Joan’s gift to us – the gift of shared history and purpose, remains with me and continues to sustain me in a world that has changed radically in some ways, but in others not at all. It gives me the strength to speak up for my partner in the thousandth performance of the tired old play “Excuse me, Sir. This is the ladies’ room.” It walked by my side when I came out and stayed out in a work environment so rabidly Christian that faculty meetings (at a public university) would open with a prayer. It deflects the pain of my mother’s hissed whisper: “Why do you have to go around telling people you’re married? It’s none of anybody’s business.” They may not know who I am, but now I do. And that is enough.

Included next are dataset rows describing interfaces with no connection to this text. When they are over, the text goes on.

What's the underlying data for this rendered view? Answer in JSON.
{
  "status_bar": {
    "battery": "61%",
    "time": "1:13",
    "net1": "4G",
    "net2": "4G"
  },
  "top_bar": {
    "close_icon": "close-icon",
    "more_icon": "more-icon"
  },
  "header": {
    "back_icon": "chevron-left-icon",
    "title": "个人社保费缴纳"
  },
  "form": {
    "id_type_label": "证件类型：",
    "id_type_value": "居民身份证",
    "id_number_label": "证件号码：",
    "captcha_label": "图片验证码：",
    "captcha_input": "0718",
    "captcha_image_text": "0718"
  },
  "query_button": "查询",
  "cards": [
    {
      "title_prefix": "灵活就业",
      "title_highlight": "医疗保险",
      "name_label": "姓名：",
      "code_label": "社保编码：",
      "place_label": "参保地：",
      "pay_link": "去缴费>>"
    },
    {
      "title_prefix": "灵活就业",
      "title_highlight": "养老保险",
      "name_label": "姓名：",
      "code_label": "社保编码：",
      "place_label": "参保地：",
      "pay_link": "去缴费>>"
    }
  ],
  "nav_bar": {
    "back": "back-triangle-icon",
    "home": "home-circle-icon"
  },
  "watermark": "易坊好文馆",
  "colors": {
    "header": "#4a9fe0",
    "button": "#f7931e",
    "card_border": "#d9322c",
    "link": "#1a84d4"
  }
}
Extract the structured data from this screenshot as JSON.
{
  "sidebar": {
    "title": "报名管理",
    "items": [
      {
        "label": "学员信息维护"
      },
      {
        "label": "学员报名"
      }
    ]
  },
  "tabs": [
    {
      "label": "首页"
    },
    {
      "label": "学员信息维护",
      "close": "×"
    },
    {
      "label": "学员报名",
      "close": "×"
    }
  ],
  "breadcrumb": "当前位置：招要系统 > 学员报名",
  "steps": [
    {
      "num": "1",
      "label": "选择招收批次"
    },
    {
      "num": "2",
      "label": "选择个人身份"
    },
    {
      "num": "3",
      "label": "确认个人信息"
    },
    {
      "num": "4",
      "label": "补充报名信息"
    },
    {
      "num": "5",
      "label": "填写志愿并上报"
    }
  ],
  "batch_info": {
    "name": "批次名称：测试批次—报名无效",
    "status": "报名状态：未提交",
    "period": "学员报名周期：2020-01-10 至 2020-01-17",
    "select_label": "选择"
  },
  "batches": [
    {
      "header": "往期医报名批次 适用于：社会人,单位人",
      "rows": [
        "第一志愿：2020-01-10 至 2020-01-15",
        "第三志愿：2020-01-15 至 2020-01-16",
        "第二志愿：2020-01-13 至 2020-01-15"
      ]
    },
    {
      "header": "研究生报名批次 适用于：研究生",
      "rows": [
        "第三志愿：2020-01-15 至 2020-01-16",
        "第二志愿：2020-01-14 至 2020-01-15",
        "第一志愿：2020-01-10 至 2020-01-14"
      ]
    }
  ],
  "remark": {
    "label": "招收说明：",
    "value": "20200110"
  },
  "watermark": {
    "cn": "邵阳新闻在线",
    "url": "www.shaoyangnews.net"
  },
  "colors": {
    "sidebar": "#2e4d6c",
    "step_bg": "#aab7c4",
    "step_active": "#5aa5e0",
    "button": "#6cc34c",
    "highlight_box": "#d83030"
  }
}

Tanya Visceglia is a recovering academic and freelance editor/translator living in Taipei. After graduating with a PhD in Linguistics from the City University of New York, she taught Linguistics at the university level for ten years in Taiwan. Her research has received funding from the National Science Foundation and the Chang Ching Guo Foundation for International Scholarly Exchange. Tanya’s non-academic writing blends sociolinguistic observations with lived and shared experience. She has recently completed Shelter In Another Place, a collection of essays on the language/life interface in Taiwan. She has work forthcoming in Expat Press, and her essay Not For Nothin‘” was featured in our 2020 issue.


Erin Asmussen has spent her entire life making art. She sculpts and paints everyday and is always looking for a new place to grow her creative gifts. She received a Bachelor’s Degree in Industrial Design Technology from the Art Institute of Colorado. After graduation, the next several years were spent making Mannequins, carving giant play lands, and building theater sets. In her personal work there are images filled with surreal creatures, landscapes, and objects from the imagination. Erin has a natural gift of bringing the unseen to the seen. Follow her on Instagram @erinasmussen